[Task directions] Pictures should be excluded; otherwise, copy every entry exactly.

[Records to process]
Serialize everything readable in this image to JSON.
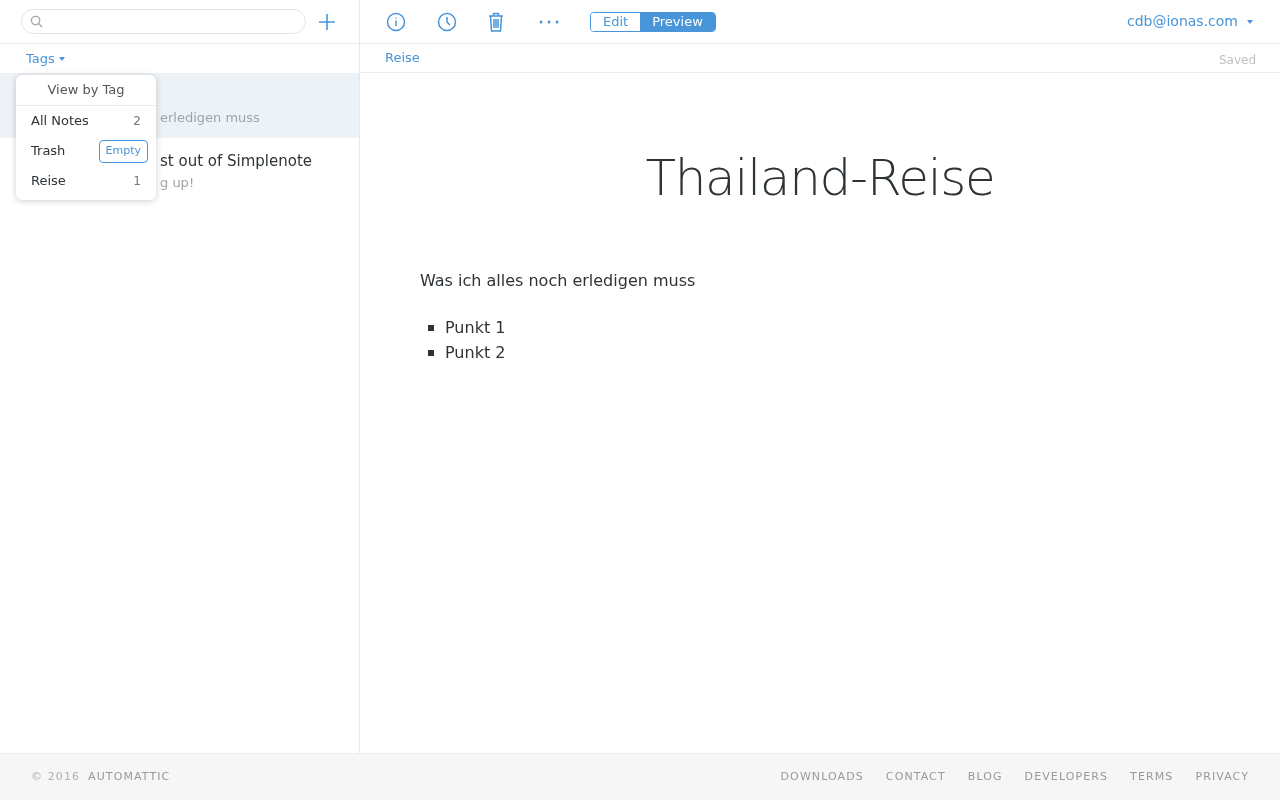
{
  "sidebar": {
    "tags_label": "Tags",
    "notes": [
      {
        "preview": "erledigen muss",
        "selected": true
      },
      {
        "title": "st out of Simplenote",
        "preview": "g up!",
        "selected": false
      }
    ],
    "tag_menu": {
      "title": "View by Tag",
      "items": [
        {
          "kind": "count",
          "label": "All Notes",
          "count": "2"
        },
        {
          "kind": "action",
          "label": "Trash",
          "action": "Empty"
        },
        {
          "kind": "count",
          "label": "Reise",
          "count": "1"
        }
      ]
    }
  },
  "toolbar": {
    "modes": [
      {
        "label": "Edit",
        "selected": false
      },
      {
        "label": "Preview",
        "selected": true
      }
    ],
    "account": "cdb@ionas.com"
  },
  "tagbar": {
    "tag": "Reise",
    "status": "Saved"
  },
  "note": {
    "title": "Thailand-Reise",
    "paragraph": "Was ich alles noch erledigen muss",
    "bullets": [
      "Punkt 1",
      "Punkt 2"
    ]
  },
  "footer": {
    "copyright": "© 2016",
    "brand": "AUTOMATTIC",
    "links": [
      "DOWNLOADS",
      "CONTACT",
      "BLOG",
      "DEVELOPERS",
      "TERMS",
      "PRIVACY"
    ]
  }
}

[Answer for the task]
Serialize everything readable in this image to JSON.
{
  "sidebar": {
    "tags_label": "Tags",
    "notes": [
      {
        "preview": "erledigen muss",
        "selected": true
      },
      {
        "title": "st out of Simplenote",
        "preview": "g up!",
        "selected": false
      }
    ],
    "tag_menu": {
      "title": "View by Tag",
      "items": [
        {
          "kind": "count",
          "label": "All Notes",
          "count": "2"
        },
        {
          "kind": "action",
          "label": "Trash",
          "action": "Empty"
        },
        {
          "kind": "count",
          "label": "Reise",
          "count": "1"
        }
      ]
    }
  },
  "toolbar": {
    "modes": [
      {
        "label": "Edit",
        "selected": false
      },
      {
        "label": "Preview",
        "selected": true
      }
    ],
    "account": "cdb@ionas.com"
  },
  "tagbar": {
    "tag": "Reise",
    "status": "Saved"
  },
  "note": {
    "title": "Thailand-Reise",
    "paragraph": "Was ich alles noch erledigen muss",
    "bullets": [
      "Punkt 1",
      "Punkt 2"
    ]
  },
  "footer": {
    "copyright": "© 2016",
    "brand": "AUTOMATTIC",
    "links": [
      "DOWNLOADS",
      "CONTACT",
      "BLOG",
      "DEVELOPERS",
      "TERMS",
      "PRIVACY"
    ]
  }
}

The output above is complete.